Yes!  It was pressure in the way that I was really nervous to act in front of him because I respect him so much. It feels really intimate.

I guess it’s like letting your partner read what you’ve written a little bit.  It’s all right if strangers judge you, but if your husband or partner judges you, then that’s tough.

- And here you are, getting down and dirty with Chris Evans. Any flare ups of jealousy?

I wanted him to be a little jealous of like my relationship with Chris Evans, but that didn’t happen.  In fact, they became like best friends! I was the third wheel! It was so frustrating. 

For once maybe two men would be like fighting over me and it didn’t happen! [LAUGHS]

- The film does go through some very revealing lengths for a laugh. How was it having to work in your underwear?

So painful.  It was awful! We did the basketball scene and the jumping in the water scene and some of the other naked scenes pretty late in the film.

We’d all been working together so hard for so long, all the crew. We’d all become really close. I still kind of clung onto like producer. 
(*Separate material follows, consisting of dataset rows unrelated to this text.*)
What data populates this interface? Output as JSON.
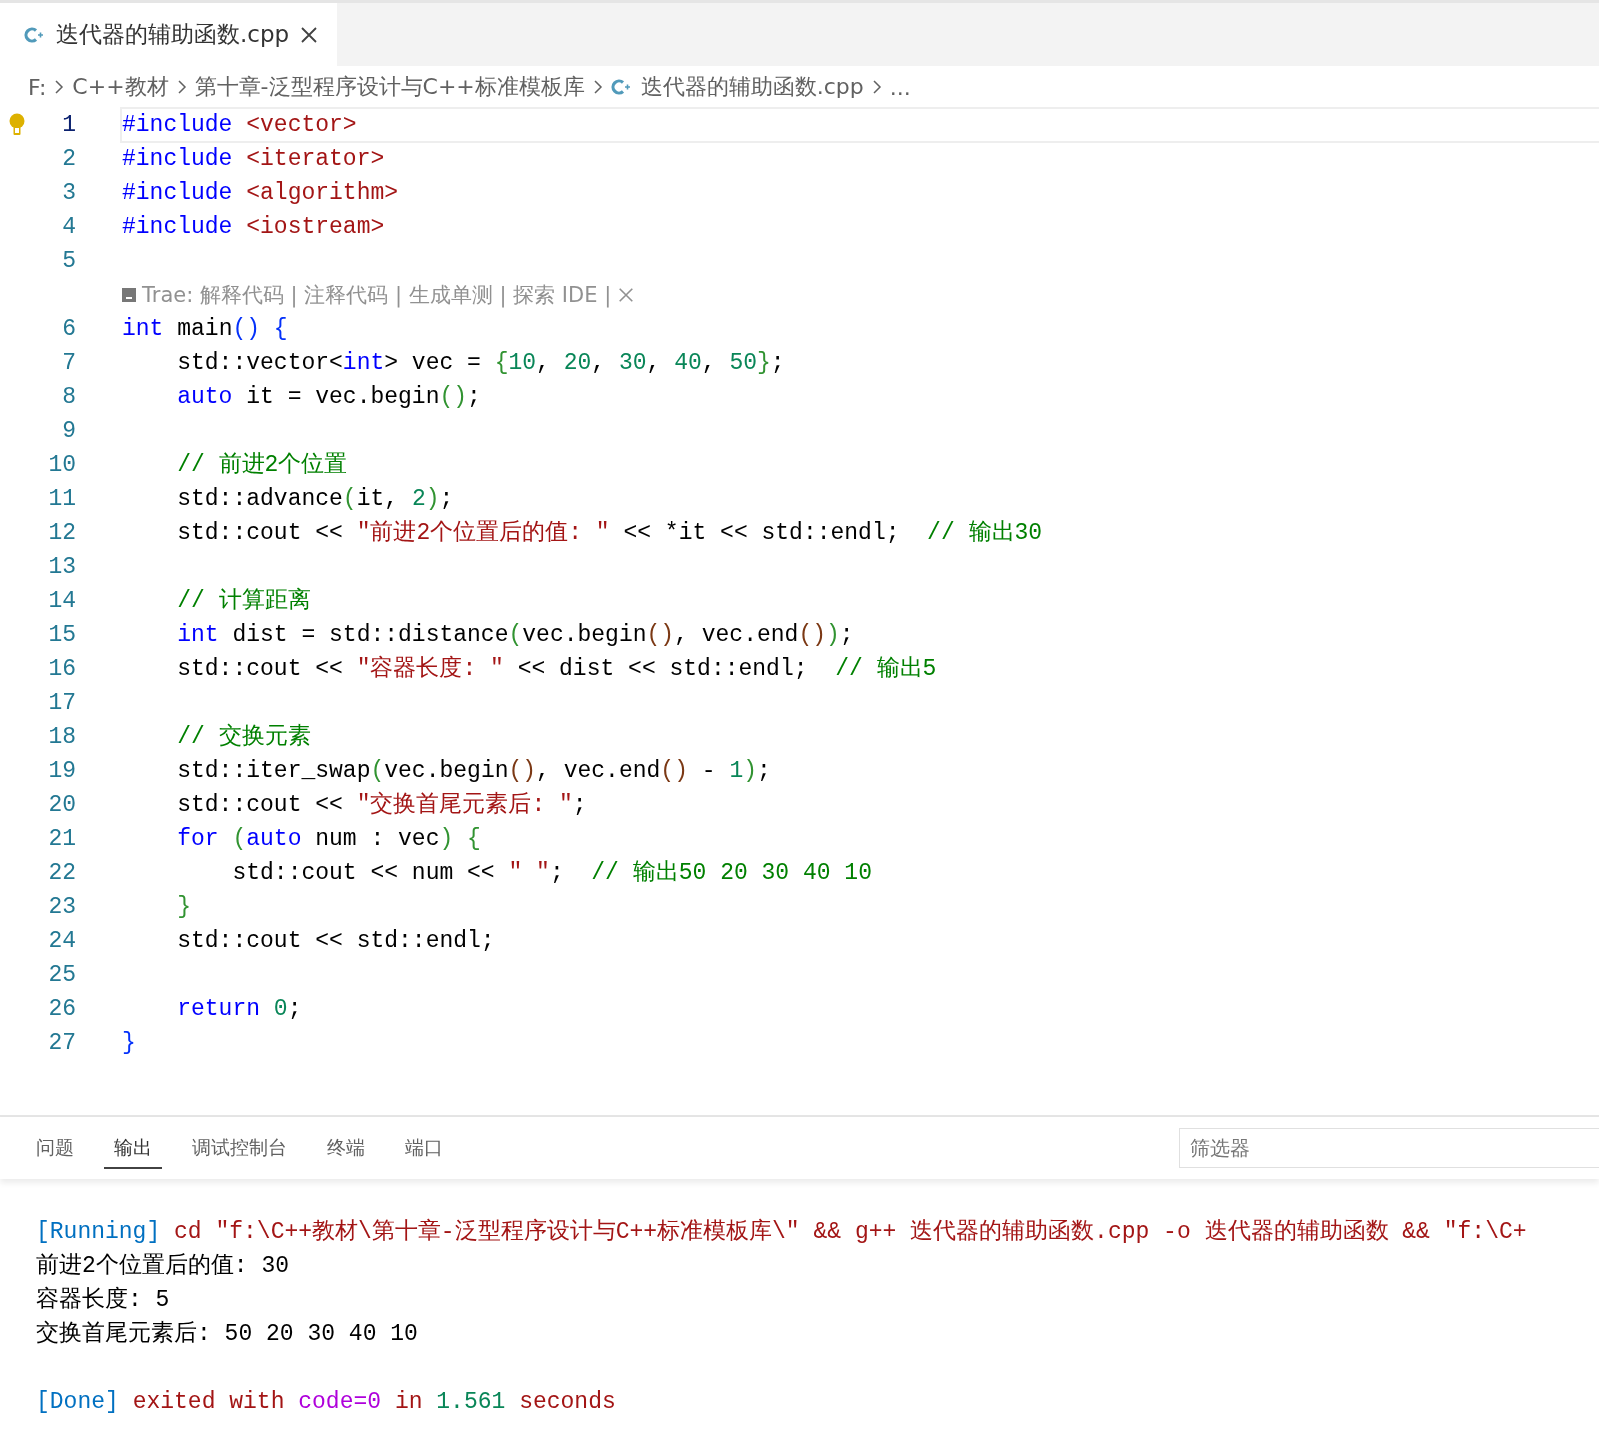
{
  "tabs": [
    {
      "label": "迭代器的辅助函数.cpp",
      "selected": true
    }
  ],
  "breadcrumbs": [
    {
      "kind": "folder",
      "label": "F:"
    },
    {
      "kind": "folder",
      "label": "C++教材"
    },
    {
      "kind": "folder",
      "label": "第十章-泛型程序设计与C++标准模板库"
    },
    {
      "kind": "file",
      "label": "迭代器的辅助函数.cpp"
    },
    {
      "kind": "more",
      "label": "..."
    }
  ],
  "editor": {
    "lines": [
      {
        "kind": "code",
        "number": "1",
        "active": true,
        "tokens": [
          {
            "t": "#include ",
            "kind": "kw"
          },
          {
            "t": "<vector>",
            "kind": "str"
          }
        ]
      },
      {
        "kind": "code",
        "number": "2",
        "active": false,
        "tokens": [
          {
            "t": "#include ",
            "kind": "kw"
          },
          {
            "t": "<iterator>",
            "kind": "str"
          }
        ]
      },
      {
        "kind": "code",
        "number": "3",
        "active": false,
        "tokens": [
          {
            "t": "#include ",
            "kind": "kw"
          },
          {
            "t": "<algorithm>",
            "kind": "str"
          }
        ]
      },
      {
        "kind": "code",
        "number": "4",
        "active": false,
        "tokens": [
          {
            "t": "#include ",
            "kind": "kw"
          },
          {
            "t": "<iostream>",
            "kind": "str"
          }
        ]
      },
      {
        "kind": "code",
        "number": "5",
        "active": false
      },
      {
        "kind": "codelens",
        "text": "Trae: 解释代码 | 注释代码 | 生成单测 | 探索 IDE |"
      },
      {
        "kind": "code",
        "number": "6",
        "active": false,
        "tokens": [
          {
            "t": "int",
            "kind": "kw"
          },
          {
            "t": " main",
            "kind": "plain"
          },
          {
            "t": "() {",
            "kind": "b1"
          }
        ]
      },
      {
        "kind": "code",
        "number": "7",
        "active": false,
        "tokens": [
          {
            "t": "    std::vector<",
            "kind": "plain"
          },
          {
            "t": "int",
            "kind": "kw"
          },
          {
            "t": "> vec = ",
            "kind": "plain"
          },
          {
            "t": "{",
            "kind": "b2"
          },
          {
            "t": "10",
            "kind": "num"
          },
          {
            "t": ", ",
            "kind": "plain"
          },
          {
            "t": "20",
            "kind": "num"
          },
          {
            "t": ", ",
            "kind": "plain"
          },
          {
            "t": "30",
            "kind": "num"
          },
          {
            "t": ", ",
            "kind": "plain"
          },
          {
            "t": "40",
            "kind": "num"
          },
          {
            "t": ", ",
            "kind": "plain"
          },
          {
            "t": "50",
            "kind": "num"
          },
          {
            "t": "}",
            "kind": "b2"
          },
          {
            "t": ";",
            "kind": "plain"
          }
        ]
      },
      {
        "kind": "code",
        "number": "8",
        "active": false,
        "tokens": [
          {
            "t": "    auto",
            "kind": "kw"
          },
          {
            "t": " it = vec.begin",
            "kind": "plain"
          },
          {
            "t": "()",
            "kind": "b2"
          },
          {
            "t": ";",
            "kind": "plain"
          }
        ]
      },
      {
        "kind": "code",
        "number": "9",
        "active": false
      },
      {
        "kind": "code",
        "number": "10",
        "active": false,
        "tokens": [
          {
            "t": "    // 前进2个位置",
            "kind": "cmt"
          }
        ]
      },
      {
        "kind": "code",
        "number": "11",
        "active": false,
        "tokens": [
          {
            "t": "    std::advance",
            "kind": "plain"
          },
          {
            "t": "(",
            "kind": "b2"
          },
          {
            "t": "it, ",
            "kind": "plain"
          },
          {
            "t": "2",
            "kind": "num"
          },
          {
            "t": ")",
            "kind": "b2"
          },
          {
            "t": ";",
            "kind": "plain"
          }
        ]
      },
      {
        "kind": "code",
        "number": "12",
        "active": false,
        "tokens": [
          {
            "t": "    std::cout << ",
            "kind": "plain"
          },
          {
            "t": "\"前进2个位置后的值: \"",
            "kind": "str"
          },
          {
            "t": " << *it << std::endl;  ",
            "kind": "plain"
          },
          {
            "t": "// 输出30",
            "kind": "cmt"
          }
        ]
      },
      {
        "kind": "code",
        "number": "13",
        "active": false
      },
      {
        "kind": "code",
        "number": "14",
        "active": false,
        "tokens": [
          {
            "t": "    // 计算距离",
            "kind": "cmt"
          }
        ]
      },
      {
        "kind": "code",
        "number": "15",
        "active": false,
        "tokens": [
          {
            "t": "    int",
            "kind": "kw"
          },
          {
            "t": " dist = std::distance",
            "kind": "plain"
          },
          {
            "t": "(",
            "kind": "b2"
          },
          {
            "t": "vec.begin",
            "kind": "plain"
          },
          {
            "t": "()",
            "kind": "b3"
          },
          {
            "t": ", vec.end",
            "kind": "plain"
          },
          {
            "t": "()",
            "kind": "b3"
          },
          {
            "t": ")",
            "kind": "b2"
          },
          {
            "t": ";",
            "kind": "plain"
          }
        ]
      },
      {
        "kind": "code",
        "number": "16",
        "active": false,
        "tokens": [
          {
            "t": "    std::cout << ",
            "kind": "plain"
          },
          {
            "t": "\"容器长度: \"",
            "kind": "str"
          },
          {
            "t": " << dist << std::endl;  ",
            "kind": "plain"
          },
          {
            "t": "// 输出5",
            "kind": "cmt"
          }
        ]
      },
      {
        "kind": "code",
        "number": "17",
        "active": false
      },
      {
        "kind": "code",
        "number": "18",
        "active": false,
        "tokens": [
          {
            "t": "    // 交换元素",
            "kind": "cmt"
          }
        ]
      },
      {
        "kind": "code",
        "number": "19",
        "active": false,
        "tokens": [
          {
            "t": "    std::iter_swap",
            "kind": "plain"
          },
          {
            "t": "(",
            "kind": "b2"
          },
          {
            "t": "vec.begin",
            "kind": "plain"
          },
          {
            "t": "()",
            "kind": "b3"
          },
          {
            "t": ", vec.end",
            "kind": "plain"
          },
          {
            "t": "()",
            "kind": "b3"
          },
          {
            "t": " - ",
            "kind": "plain"
          },
          {
            "t": "1",
            "kind": "num"
          },
          {
            "t": ")",
            "kind": "b2"
          },
          {
            "t": ";",
            "kind": "plain"
          }
        ]
      },
      {
        "kind": "code",
        "number": "20",
        "active": false,
        "tokens": [
          {
            "t": "    std::cout << ",
            "kind": "plain"
          },
          {
            "t": "\"交换首尾元素后: \"",
            "kind": "str"
          },
          {
            "t": ";",
            "kind": "plain"
          }
        ]
      },
      {
        "kind": "code",
        "number": "21",
        "active": false,
        "tokens": [
          {
            "t": "    for ",
            "kind": "kw"
          },
          {
            "t": "(",
            "kind": "b2"
          },
          {
            "t": "auto",
            "kind": "kw"
          },
          {
            "t": " num : vec",
            "kind": "plain"
          },
          {
            "t": ") {",
            "kind": "b2"
          }
        ]
      },
      {
        "kind": "code",
        "number": "22",
        "active": false,
        "tokens": [
          {
            "t": "        std::cout << num << ",
            "kind": "plain"
          },
          {
            "t": "\" \"",
            "kind": "str"
          },
          {
            "t": ";  ",
            "kind": "plain"
          },
          {
            "t": "// 输出50 20 30 40 10",
            "kind": "cmt"
          }
        ]
      },
      {
        "kind": "code",
        "number": "23",
        "active": false,
        "tokens": [
          {
            "t": "    }",
            "kind": "b2"
          }
        ]
      },
      {
        "kind": "code",
        "number": "24",
        "active": false,
        "tokens": [
          {
            "t": "    std::cout << std::endl;",
            "kind": "plain"
          }
        ]
      },
      {
        "kind": "code",
        "number": "25",
        "active": false
      },
      {
        "kind": "code",
        "number": "26",
        "active": false,
        "tokens": [
          {
            "t": "    return ",
            "kind": "kw"
          },
          {
            "t": "0",
            "kind": "num"
          },
          {
            "t": ";",
            "kind": "plain"
          }
        ]
      },
      {
        "kind": "code",
        "number": "27",
        "active": false,
        "tokens": [
          {
            "t": "}",
            "kind": "b1"
          }
        ]
      }
    ]
  },
  "panel": {
    "tabs": [
      {
        "label": "问题",
        "selected": false
      },
      {
        "label": "输出",
        "selected": true
      },
      {
        "label": "调试控制台",
        "selected": false
      },
      {
        "label": "终端",
        "selected": false
      },
      {
        "label": "端口",
        "selected": false
      }
    ],
    "filter": {
      "placeholder": "筛选器"
    },
    "output": [
      {
        "kind": "text",
        "tokens": [
          {
            "t": "[Running]",
            "kind": "tag"
          },
          {
            "t": " cd \"f:\\C++教材\\第十章-泛型程序设计与C++标准模板库\\\" && g++ 迭代器的辅助函数.cpp -o 迭代器的辅助函数 && \"f:\\C+",
            "kind": "str"
          }
        ]
      },
      {
        "kind": "text",
        "tokens": [
          {
            "t": "前进2个位置后的值: 30",
            "kind": "plain"
          }
        ]
      },
      {
        "kind": "text",
        "tokens": [
          {
            "t": "容器长度: 5",
            "kind": "plain"
          }
        ]
      },
      {
        "kind": "text",
        "tokens": [
          {
            "t": "交换首尾元素后: 50 20 30 40 10",
            "kind": "plain"
          }
        ]
      },
      {
        "kind": "blank"
      },
      {
        "kind": "text",
        "tokens": [
          {
            "t": "[Done]",
            "kind": "tag"
          },
          {
            "t": " exited with ",
            "kind": "str"
          },
          {
            "t": "code=0",
            "kind": "var"
          },
          {
            "t": " in ",
            "kind": "str"
          },
          {
            "t": "1.561",
            "kind": "num"
          },
          {
            "t": " seconds",
            "kind": "str"
          }
        ]
      }
    ]
  }
}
I’m not just the actress, I’m also a producer and so for them to suddenly see me in my underwear was just so humiliating.  I think I lost all credibility. [LAUGHS]

- Film is a permanent record. For life. Did you prep for the nude scenes?

Thanks for reminding me!  I think that the larger issue for me personally would really terrify me way too much if I actually thought about the final product. I kind of have to live in the moment. 

Some actors can.  Some actors look at all the playback and they are really concerned about making sure they’re touched up or whatever. If I start thinking too much about that stuff, I’ll just go crazy.  I’ll want to run away.

I already do want to run away. You have nice body makeup and hopefully nice lighting and then you just play basketball in your bra and panties. I’m not a very disciplined person, but you kind of have to watch what you eat. 

Actually, doing The House Bunny was the first time that I really forced myself to get into shape for a movie. I learned a lot from that which is annoying.  Apparently I can’t eat pizza on set all day long.  Give me those raw almonds.  I’m crazy about them. [LAUGHS]

What's Your Number is released on Blu-Ray & DVD 30th January

By Jorge Carreon